I happened across this short post on Daring Fireball today and quickly got swept down the ‘Jon Gruber’s Footnotes’ rabbit hole. I think semantic web pages are a noteworthy goal, just as I appreciate proper typography. However, I don’t get all hung up about it like these guys1 seem to. I use the WordPress plugin written by Simon Elvery with some tiny modifications. It works very well and, apparently like Gruber, was essentially the look and behavior I was after. It had been on my site to-do list for a long time and I was thrilled when I had found that Elvery had done 99% of the work for me (I love you, lazy web). Reading all this, I think it’s pretty clear that Elvery copied a lot of what Gruber had done, but I don’t know that.
Here is a short post I had written back in April but never got around to hitting publish on (apparently l care about this less than even I realized):
I have just been looking over the working draft of the HTML 5 standards and I’m really glad to see a lot of semantic tags for making sense of writing on the web. However, it really is apparent that this was written by design-oriented authors, not technical authors. No
<reference>tags which would be so handy to people who write technical or research publications online (go open science, go!). Just a couple of things you could cobble together (like
<aside>with the predefined
noteclass). However, what’s the point of semantic meanings if you aren’t really using them for their meanings? What’s the difference between using a table for design layout versus using an aside as a footnote reference? They’re both incorrect as far as I can tell, and for the same reasons. I’ll continue to use my hacked together
<footnote>‘s here at super-structure, although it’s not really a big deal for me. For people who really do want to publish researched journal articles online for review, it should be and they’re going to have to continue to hack together a ‘look’ just to get what they need.
Now, anyone is welcome to come and rip me on my lack of understanding of semantic web design. Here’s the bigger point: if lots of writers want to use footnotes, but the argument against them seems to be that they aren’t part of HTML, then why not add them? Do we want HTML and XHTML to be so general as to not include something as specific as “footnote?” That seems a bit odd to me, personally. More to the point, it seems like limitation of the coding language driving the way we write, which is a bad thing. As I understand semantic coding, it should be structured around what people write, not the other way around. Like others, I’m glad to see that footnotes are something that other people think about (and had the initiative to push “Publish” in the blog software). However, I think the notion of ‘how can we hack together current HTML to do this’ is the wrong approach2.
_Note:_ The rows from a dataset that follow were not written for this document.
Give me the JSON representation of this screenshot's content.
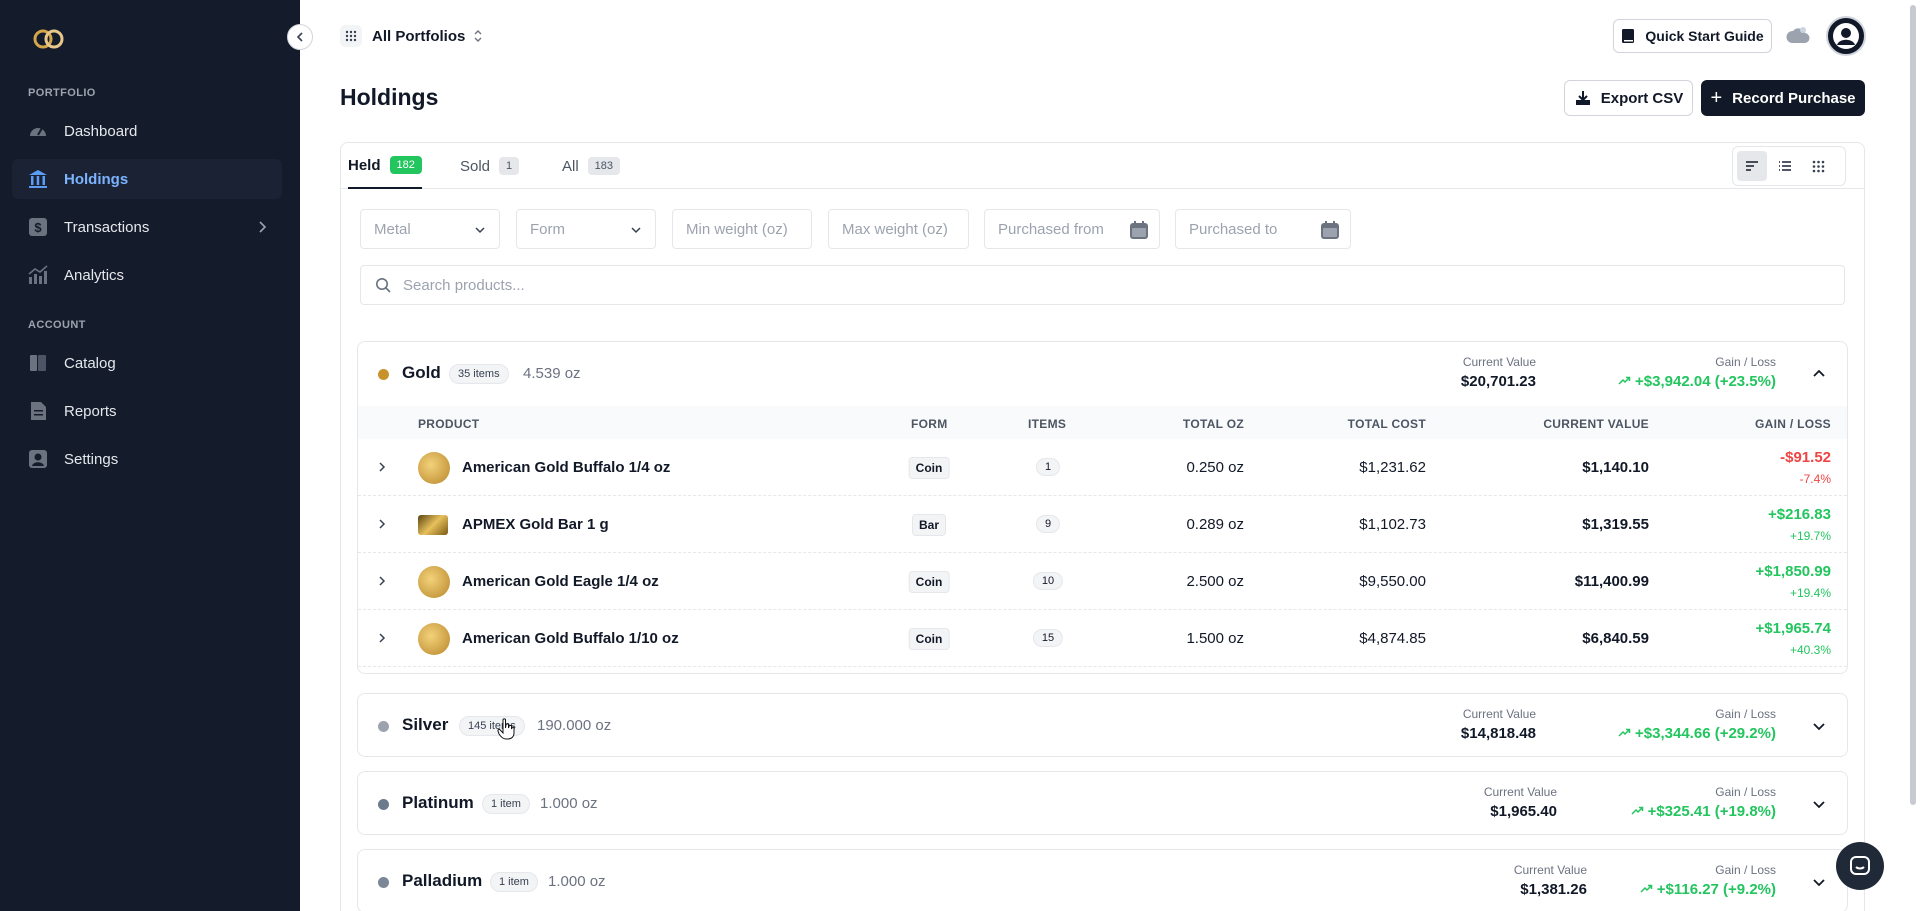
{
  "sidebar": {
    "sections": {
      "portfolio": "PORTFOLIO",
      "account": "ACCOUNT"
    },
    "items": [
      {
        "label": "Dashboard",
        "icon": "gauge-icon"
      },
      {
        "label": "Holdings",
        "icon": "bank-icon"
      },
      {
        "label": "Transactions",
        "icon": "dollar-icon"
      },
      {
        "label": "Analytics",
        "icon": "chart-icon"
      },
      {
        "label": "Catalog",
        "icon": "book-icon"
      },
      {
        "label": "Reports",
        "icon": "document-icon"
      },
      {
        "label": "Settings",
        "icon": "person-icon"
      }
    ]
  },
  "topbar": {
    "portfolio": "All Portfolios",
    "quick_start": "Quick Start Guide"
  },
  "page": {
    "title": "Holdings",
    "export": "Export CSV",
    "record": "Record Purchase"
  },
  "tabs": [
    {
      "label": "Held",
      "count": "182"
    },
    {
      "label": "Sold",
      "count": "1"
    },
    {
      "label": "All",
      "count": "183"
    }
  ],
  "filters": {
    "metal": "Metal",
    "form": "Form",
    "min_weight": "Min weight (oz)",
    "max_weight": "Max weight (oz)",
    "purchased_from": "Purchased from",
    "purchased_to": "Purchased to",
    "search_placeholder": "Search products..."
  },
  "labels": {
    "current_value": "Current Value",
    "gain_loss": "Gain / Loss"
  },
  "table_headers": {
    "product": "PRODUCT",
    "form": "FORM",
    "items": "ITEMS",
    "total_oz": "TOTAL OZ",
    "total_cost": "TOTAL COST",
    "current_value": "CURRENT VALUE",
    "gain_loss": "GAIN / LOSS"
  },
  "groups": [
    {
      "name": "Gold",
      "color": "#c8922a",
      "items": "35 items",
      "oz": "4.539 oz",
      "current_value": "$20,701.23",
      "gain_loss": "+$3,942.04 (+23.5%)"
    },
    {
      "name": "Silver",
      "color": "#9ca3af",
      "items": "145 items",
      "oz": "190.000 oz",
      "current_value": "$14,818.48",
      "gain_loss": "+$3,344.66 (+29.2%)"
    },
    {
      "name": "Platinum",
      "color": "#6b7a8c",
      "items": "1 item",
      "oz": "1.000 oz",
      "current_value": "$1,965.40",
      "gain_loss": "+$325.41 (+19.8%)"
    },
    {
      "name": "Palladium",
      "color": "#7b8797",
      "items": "1 item",
      "oz": "1.000 oz",
      "current_value": "$1,381.26",
      "gain_loss": "+$116.27 (+9.2%)"
    }
  ],
  "gold_rows": [
    {
      "product": "American Gold Buffalo 1/4 oz",
      "form": "Coin",
      "items": "1",
      "total_oz": "0.250 oz",
      "total_cost": "$1,231.62",
      "current_value": "$1,140.10",
      "gain": "-$91.52",
      "pct": "-7.4%",
      "positive": false
    },
    {
      "product": "APMEX Gold Bar 1 g",
      "form": "Bar",
      "items": "9",
      "total_oz": "0.289 oz",
      "total_cost": "$1,102.73",
      "current_value": "$1,319.55",
      "gain": "+$216.83",
      "pct": "+19.7%",
      "positive": true
    },
    {
      "product": "American Gold Eagle 1/4 oz",
      "form": "Coin",
      "items": "10",
      "total_oz": "2.500 oz",
      "total_cost": "$9,550.00",
      "current_value": "$11,400.99",
      "gain": "+$1,850.99",
      "pct": "+19.4%",
      "positive": true
    },
    {
      "product": "American Gold Buffalo 1/10 oz",
      "form": "Coin",
      "items": "15",
      "total_oz": "1.500 oz",
      "total_cost": "$4,874.85",
      "current_value": "$6,840.59",
      "gain": "+$1,965.74",
      "pct": "+40.3%",
      "positive": true
    }
  ]
}
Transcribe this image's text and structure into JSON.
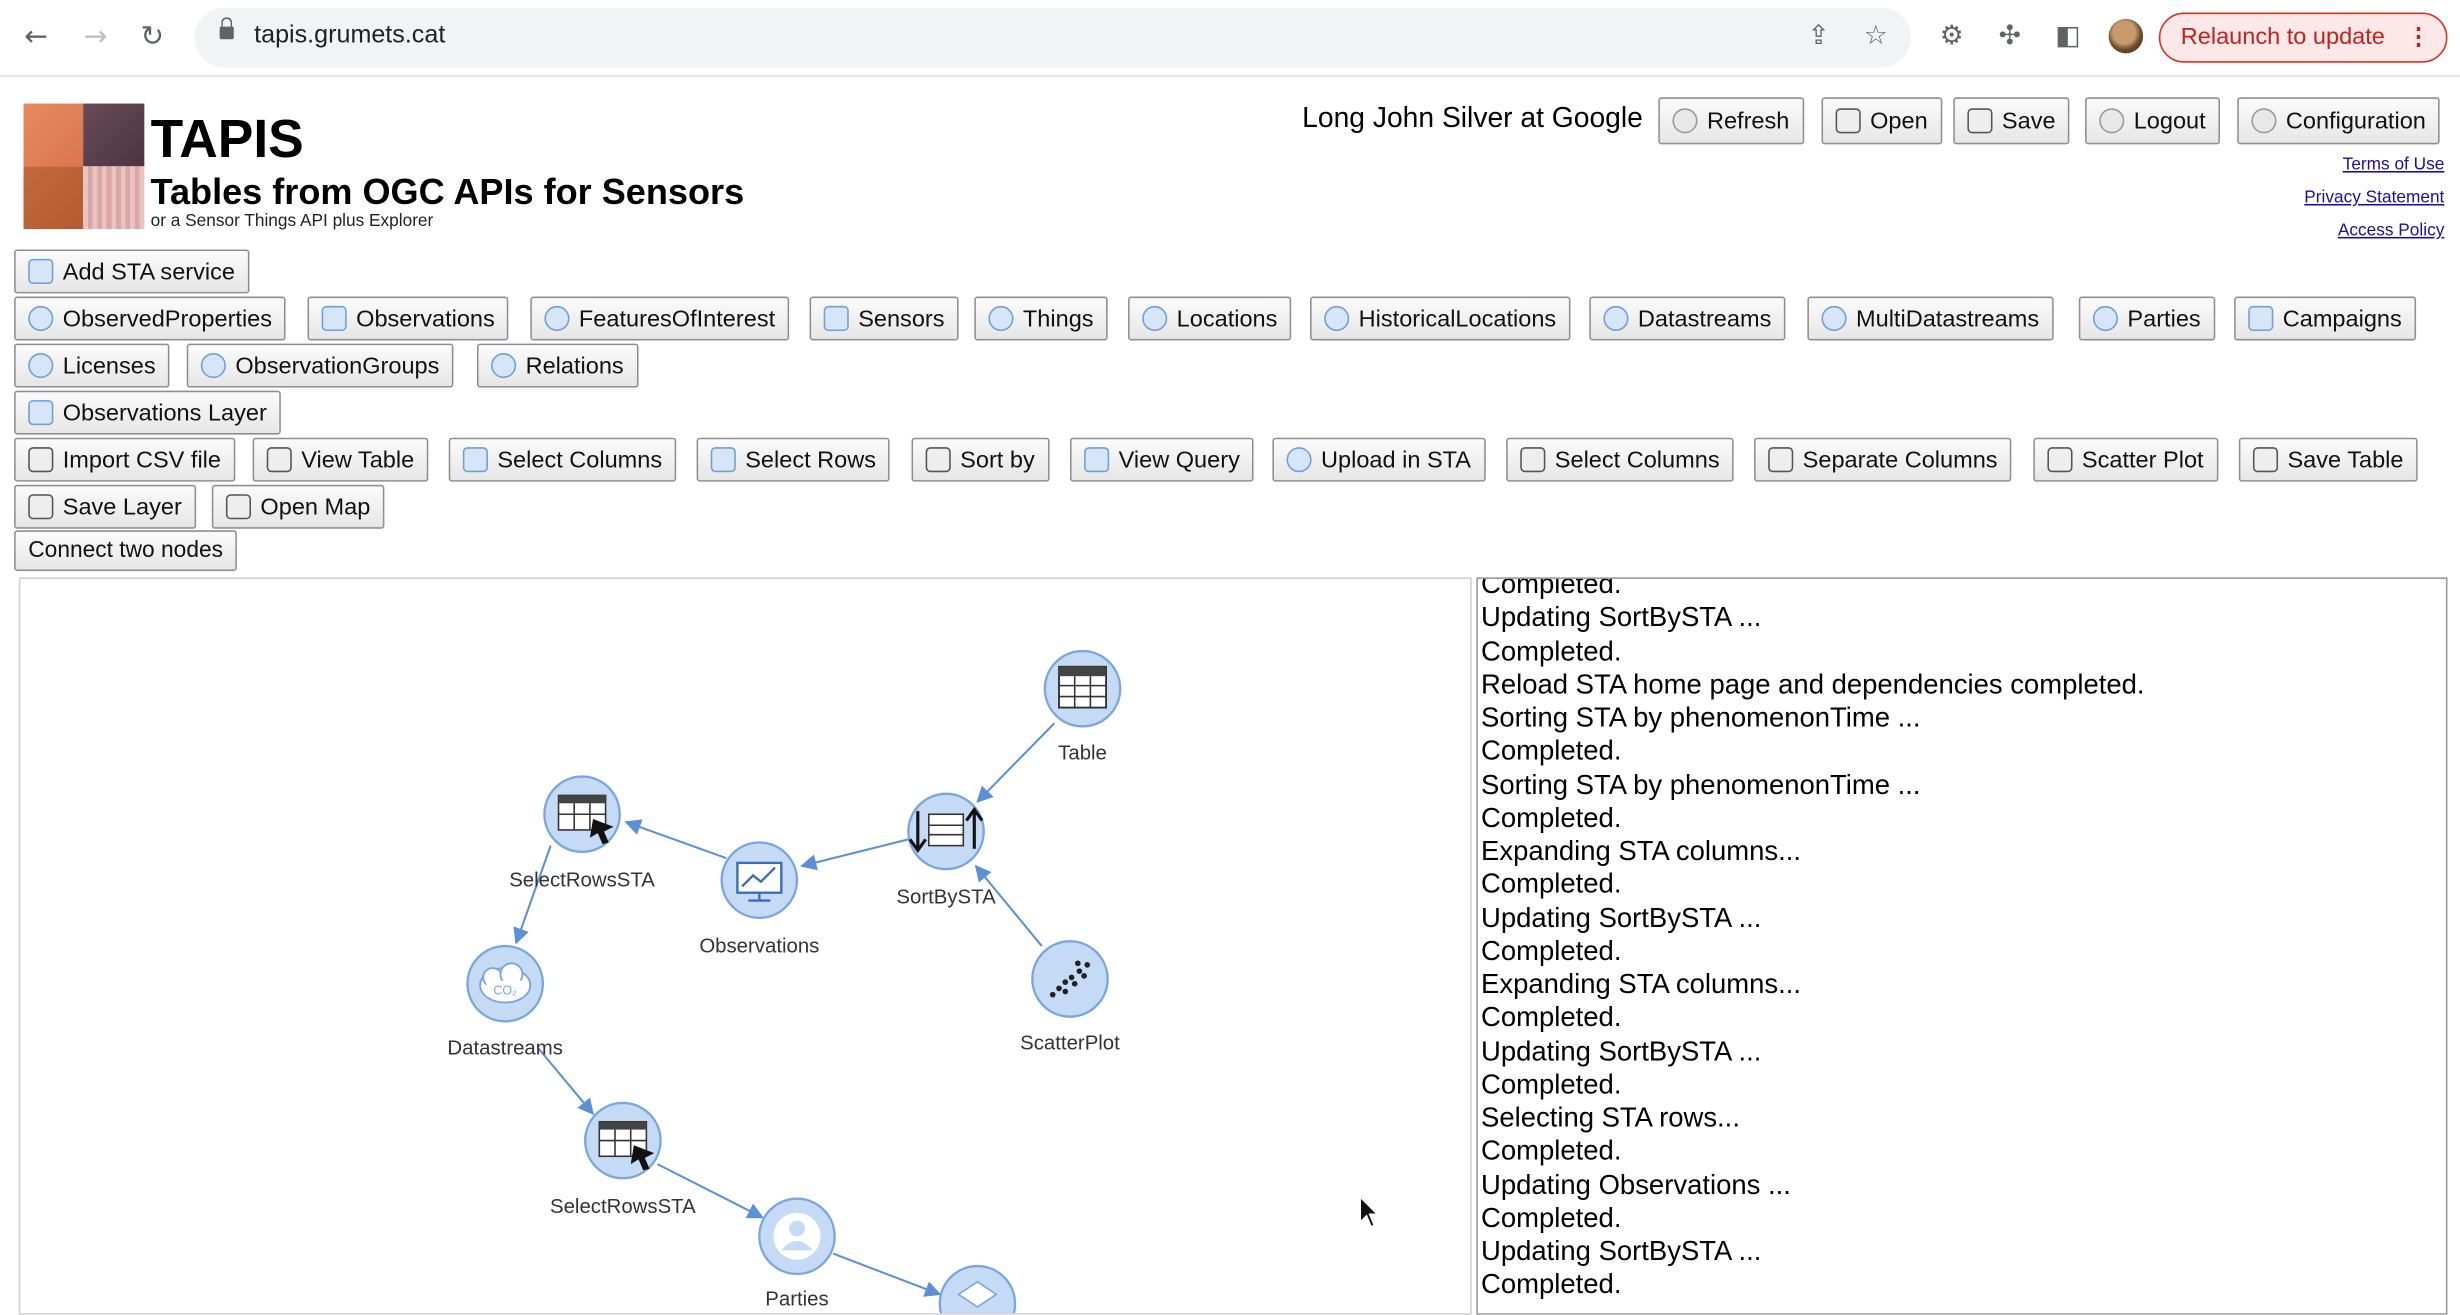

As for Gruber’s use of the down-and-back-the-left glyph, I use it, too. Mainly because it reminds me of the “return key” symbol on many older keyboards. That makes about as much sense as “straight up” the page does as far as I can tell, as there’s little reason a footnote has to be somewhere directly below the text it is a reference for. Gruber hardly invented footnotes, nor do I gather he makes remotely that claim. The link-back-to-where-you-were is kind of enshrined in the whole HTML idea, but it was a tidy implementation. My understanding of the history of blog footnotes indicates that Gruber deserves the credit for a good, if not earth-shattering idea.
- “These guys” being the web design community. Is it possible to be too passionate for your work, especially when said work isn’t life-critical? [↩]
- Such as using the
<small>tag, which speaks to appearance but not the semantic meaning of a footnote, in my opinion. How (or where) it is displayed is not as important as the intrinsic nature of a footnote: this information is referenced or tangential to some other information. The
<cite>element could be used to address the nature of references, but not tangential information or extended parenthetical thoughts, which is a common usage outside of the scientific or legal realm or writing. [↩]